Siemens Gamesa Begins Operation of its 130 MWh Thermal Energy Storage System
The system aims to deliver system evidence of the storage on the grid and to test the heat storage
June 20, 2019
Renewable energy developer and wind turbine manufacturer, Siemens Gamesa Renewable Energy (SGRE) has started the operation of its electric thermal energy storage system (ETES).
The newly-opened pilot project in Hamburg-Altenwerder in northern Germany can store 130 MWh of energy for up to one week while the storage capacity of the system remains constant throughout the charging cycles. The company plans to use this storage technology in commercial projects and increase storage capacity and power.
The ETES, the pilot project of the company, makes it possible to store large quantities of energy in a cost-effective manner, which in turn, separates electricity generation and use.
The Spain-based engineering company located in Zamudio, SGRE is leading the way forward in the renewable energy sector.
The innovative heat storage facility contains around 1,000 tons of volcanic rock as an energy storage medium. It is fed with electrical energy converted into hot air using a resistance heater and a blower that heats the rock to 750°C. When the demand peaks, ETES uses a steam turbine for the re-electrification of the stored energy. The ETES pilot plant can store up to 130 MWh of thermal energy for a week. Also, the storage capacity of the system remains constant throughout the charging cycles.

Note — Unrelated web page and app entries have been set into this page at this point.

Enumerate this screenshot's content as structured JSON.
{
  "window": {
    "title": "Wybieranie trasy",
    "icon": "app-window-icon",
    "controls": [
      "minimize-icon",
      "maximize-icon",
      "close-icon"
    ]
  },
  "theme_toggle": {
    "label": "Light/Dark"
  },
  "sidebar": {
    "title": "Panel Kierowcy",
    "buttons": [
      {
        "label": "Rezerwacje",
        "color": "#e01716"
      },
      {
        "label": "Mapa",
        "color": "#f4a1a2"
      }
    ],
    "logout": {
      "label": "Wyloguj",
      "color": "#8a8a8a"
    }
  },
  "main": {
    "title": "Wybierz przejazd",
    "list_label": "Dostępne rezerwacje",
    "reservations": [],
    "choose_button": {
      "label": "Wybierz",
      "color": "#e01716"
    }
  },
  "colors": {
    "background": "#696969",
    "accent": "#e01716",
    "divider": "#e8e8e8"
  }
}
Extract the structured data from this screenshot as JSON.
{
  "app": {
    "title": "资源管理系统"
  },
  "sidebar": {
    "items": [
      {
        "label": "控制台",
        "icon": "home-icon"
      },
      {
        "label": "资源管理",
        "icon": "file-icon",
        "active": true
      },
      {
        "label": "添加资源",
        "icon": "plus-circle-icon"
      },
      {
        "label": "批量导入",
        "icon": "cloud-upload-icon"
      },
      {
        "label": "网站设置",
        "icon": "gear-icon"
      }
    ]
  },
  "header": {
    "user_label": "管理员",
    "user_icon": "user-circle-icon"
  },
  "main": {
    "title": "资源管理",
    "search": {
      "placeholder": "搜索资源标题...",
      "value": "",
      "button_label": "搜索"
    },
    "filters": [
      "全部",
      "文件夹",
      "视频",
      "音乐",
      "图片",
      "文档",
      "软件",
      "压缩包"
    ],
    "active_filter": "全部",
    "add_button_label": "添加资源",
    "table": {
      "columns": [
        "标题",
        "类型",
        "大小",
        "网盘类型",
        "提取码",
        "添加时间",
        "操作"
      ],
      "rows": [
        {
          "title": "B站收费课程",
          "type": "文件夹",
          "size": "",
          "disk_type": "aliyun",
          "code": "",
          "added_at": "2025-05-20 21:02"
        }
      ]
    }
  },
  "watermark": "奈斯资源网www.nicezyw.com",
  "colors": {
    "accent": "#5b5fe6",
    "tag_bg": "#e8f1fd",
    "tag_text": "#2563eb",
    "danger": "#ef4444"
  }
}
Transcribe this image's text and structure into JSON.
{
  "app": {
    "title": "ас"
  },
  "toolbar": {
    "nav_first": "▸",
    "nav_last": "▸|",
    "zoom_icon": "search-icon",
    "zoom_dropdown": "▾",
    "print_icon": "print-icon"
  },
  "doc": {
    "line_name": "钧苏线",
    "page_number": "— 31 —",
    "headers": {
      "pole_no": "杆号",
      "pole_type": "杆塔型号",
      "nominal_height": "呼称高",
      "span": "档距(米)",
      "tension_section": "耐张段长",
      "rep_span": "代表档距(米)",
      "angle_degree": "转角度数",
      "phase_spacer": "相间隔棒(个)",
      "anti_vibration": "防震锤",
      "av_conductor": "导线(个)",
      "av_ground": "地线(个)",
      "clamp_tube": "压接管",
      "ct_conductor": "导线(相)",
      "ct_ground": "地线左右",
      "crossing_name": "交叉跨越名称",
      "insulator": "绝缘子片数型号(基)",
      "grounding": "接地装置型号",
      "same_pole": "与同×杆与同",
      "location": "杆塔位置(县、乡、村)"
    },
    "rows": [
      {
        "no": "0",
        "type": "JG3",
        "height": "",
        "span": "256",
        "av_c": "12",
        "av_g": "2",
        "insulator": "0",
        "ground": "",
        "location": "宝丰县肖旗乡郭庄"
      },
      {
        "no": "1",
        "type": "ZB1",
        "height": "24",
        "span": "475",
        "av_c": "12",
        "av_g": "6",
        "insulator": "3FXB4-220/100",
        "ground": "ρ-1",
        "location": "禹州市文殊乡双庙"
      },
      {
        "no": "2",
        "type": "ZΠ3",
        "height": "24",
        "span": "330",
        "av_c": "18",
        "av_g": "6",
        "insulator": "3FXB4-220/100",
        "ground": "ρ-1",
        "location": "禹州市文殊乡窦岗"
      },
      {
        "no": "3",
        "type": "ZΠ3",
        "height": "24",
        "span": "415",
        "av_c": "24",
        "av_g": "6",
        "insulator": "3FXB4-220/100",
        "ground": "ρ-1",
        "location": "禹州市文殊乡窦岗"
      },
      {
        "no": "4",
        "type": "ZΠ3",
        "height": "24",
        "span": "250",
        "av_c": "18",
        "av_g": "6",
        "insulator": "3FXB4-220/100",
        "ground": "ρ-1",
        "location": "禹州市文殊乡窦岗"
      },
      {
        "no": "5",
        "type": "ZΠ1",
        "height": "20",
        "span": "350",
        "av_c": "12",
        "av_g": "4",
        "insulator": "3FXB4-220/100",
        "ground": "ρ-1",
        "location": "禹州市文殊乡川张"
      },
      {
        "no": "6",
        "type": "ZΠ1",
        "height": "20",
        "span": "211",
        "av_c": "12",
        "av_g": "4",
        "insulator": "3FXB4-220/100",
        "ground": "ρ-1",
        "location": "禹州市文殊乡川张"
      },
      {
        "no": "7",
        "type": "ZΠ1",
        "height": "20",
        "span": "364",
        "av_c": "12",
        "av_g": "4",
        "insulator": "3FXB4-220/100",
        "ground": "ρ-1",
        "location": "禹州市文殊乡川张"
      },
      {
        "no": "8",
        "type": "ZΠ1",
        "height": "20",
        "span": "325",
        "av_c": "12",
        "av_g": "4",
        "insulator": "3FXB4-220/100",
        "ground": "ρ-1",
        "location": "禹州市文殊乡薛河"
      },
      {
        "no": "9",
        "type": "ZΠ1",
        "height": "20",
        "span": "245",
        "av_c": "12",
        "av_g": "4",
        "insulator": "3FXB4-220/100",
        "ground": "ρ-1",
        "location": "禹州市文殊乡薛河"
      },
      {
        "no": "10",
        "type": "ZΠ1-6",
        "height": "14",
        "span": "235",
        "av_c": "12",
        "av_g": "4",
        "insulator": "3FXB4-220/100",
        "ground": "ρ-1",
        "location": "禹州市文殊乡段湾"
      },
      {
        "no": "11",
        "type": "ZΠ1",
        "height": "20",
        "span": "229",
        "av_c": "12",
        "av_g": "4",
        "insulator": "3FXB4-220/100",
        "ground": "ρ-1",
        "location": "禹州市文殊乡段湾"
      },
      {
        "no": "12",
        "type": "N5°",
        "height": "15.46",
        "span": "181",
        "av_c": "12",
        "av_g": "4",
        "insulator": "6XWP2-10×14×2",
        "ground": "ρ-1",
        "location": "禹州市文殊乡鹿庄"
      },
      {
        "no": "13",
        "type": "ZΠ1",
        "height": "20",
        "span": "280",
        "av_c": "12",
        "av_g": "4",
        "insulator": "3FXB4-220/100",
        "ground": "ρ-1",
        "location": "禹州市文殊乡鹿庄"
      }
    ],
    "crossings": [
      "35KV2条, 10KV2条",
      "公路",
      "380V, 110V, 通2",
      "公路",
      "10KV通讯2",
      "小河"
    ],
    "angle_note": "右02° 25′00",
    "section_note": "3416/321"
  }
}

The ETES aims to deliver system evidence of the storage on the grid and to test the heat storage extensively.
Siemens Gamesa also plans to use its storage technology for commercial purposes and wants to utilize ETES to increase storage capacity and power.
“Decoupling generation and consumption of fluctuating renewable energy via storage is an essential contribution to implementing the energy system transformation. We, therefore, need cost-effective, efficient and scalable energy storage systems,” said Andreas Feicht, State Secretary at the Federal Ministry of Economics and Energy.
“With the commissioning of our ETES pilot plant, we have reached an important milestone on the way to introducing high-performance energy storage systems. Our technology makes it possible to store electricity for many thousands of households at a low cost. We are presenting an elementary building block for further expansion of renewable energy and the success of the energy transition,” commented Markus Tacke, CEO of Siemens Gamesa. The technology reduces costs for larger storage capacities to a fraction of the usual level for battery storage.
The main objective of the project is to store energy in the range of several gigawatt hours (GWh) in the future.
The Institute for Engineering Thermodynamics at the Hamburg University of Technology and the local utility company Hamburg Energie are partners in the innovative Future Energy Solutions project, which is funded by the German Federal Ministry of Economics and Energy under the research program called ‘6. Energieforschungsprogramm’.
In May this year, Mercom reported that Siemens Gamesa recorded a revenue of €4.6 billion ($5.2 billion), an increase of 6% on a year-over-year (YoY) basis in the first half of FY 2019, and by 7% in the second quarter, to €2.3 billion ($2.6 billion) due to a strong performance in its offshore service.
Energy storage has been gathering renewed interest in India, and the Ministry of New and Renewable Energy (MNRE) recently issued invitations requesting proposals to develop gravity storage project. The ministry believes that with the increasing share of renewables in the country, there will soon be a requirement for energy storage to absorb fluctuations and for grid balancing.
Early this month, the Madhya Pradesh Power Management Company Limited (MPPMCL) issued an expression of interest (EoI) inviting energy storage companies for setting up a 500 MW project in Madhya Pradesh.
Image credit: NAVFAC [CC BY 2.0]
Anjana is a news editor at Mercom India. Before joining Mercom, she held roles of senior editor, district correspondent, and sub-editor for The Times of India, Biospectrum and The Sunday Guardian. Before that, she worked at the Deccan Herald and the Asianlite as chief sub-editor and news editor. She has also contributed to The Quint, Hindustan Times, The New Indian Express, Reader’s Digest (UK edition), IndiaSe (Singapore-based magazine) and Asiaville. Anjana holds a Master’s degree in Geography from North Bengal University, and a diploma in mass communication and journalism from Guru Ghasidas University, Bhopal.